?Unfortunately, it was the beginning of several years of cuts at the BBC, and the News website was coming under pressure. It was beyond the scope of what I had time to do or could do in my position, and we didn’t have database developers at the website who could be spared, I was told.

A few years later as Google Earth developed, Declan Butler at Nature used data of the spread of the H5N1virus globally to achieve something like the vision I had in terms of showing events over time and distance.

It is great to see my friend and former Guardian colleague Simon Rogers move forward with this thinking of data as a resource both internally to help journalists and also externally to help explain a complex story in his work on the Wikileaks War Logs story. Simon wrote about it on the Guardian Datablog:

we needed to make the data easier to use for our team of investigative reporters: David Leigh, Nick Davies, Declan Walsh, Simon Tisdall, Richard Norton-Taylor. We also wanted to make it simpler to access key information for you, out there in the real world – as clear and open as we could make it.

As the digital research editor at The Guardian, data was key to many of my ideas (before I left this March to pursue my own projects). I even thought that data could become a source of revenue for The Guardian. Data and analysis is something that people are willing to pay for. Ben Ayers, the Head of social media and community at, (speaking for himself not ITV) said to me on Twitter:

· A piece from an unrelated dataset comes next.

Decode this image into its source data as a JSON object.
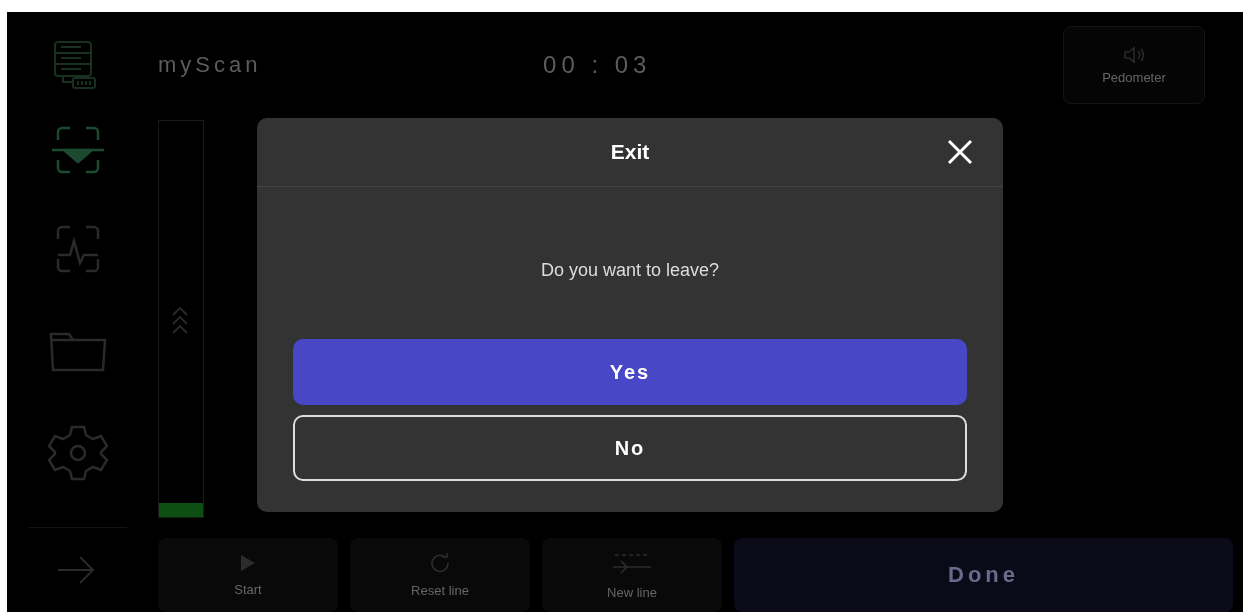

Brilliant. I’d pay for that stuff. Surely the kind of value that could be, er, charged for. Just sayin’ … just an example of where, if people expect great interpretation of data as part of the package, the Guardian could charge subs

As I replied to Ben, I wouldn’t advocate charging for data for the War Logs, but I would suggest that charging for data about media, business and sports. That could become an important source of income to help subsidise the cost of investigations like the War Logs. Data wrangling can be time intensive. I know from my experience in developing the media job cuts series that I wrote at the end of 2009 for The Guardian. However, the data can be a great resource for journalists writing stories as well as developing interactive graphics like the media job cuts map or the IED attack map for the War Logs story. Data drives traffic, as the Texas Tribune in the US has found, and I believe that certain datasets could be developed into new commercial products for news organisations.

links for 2010-07-27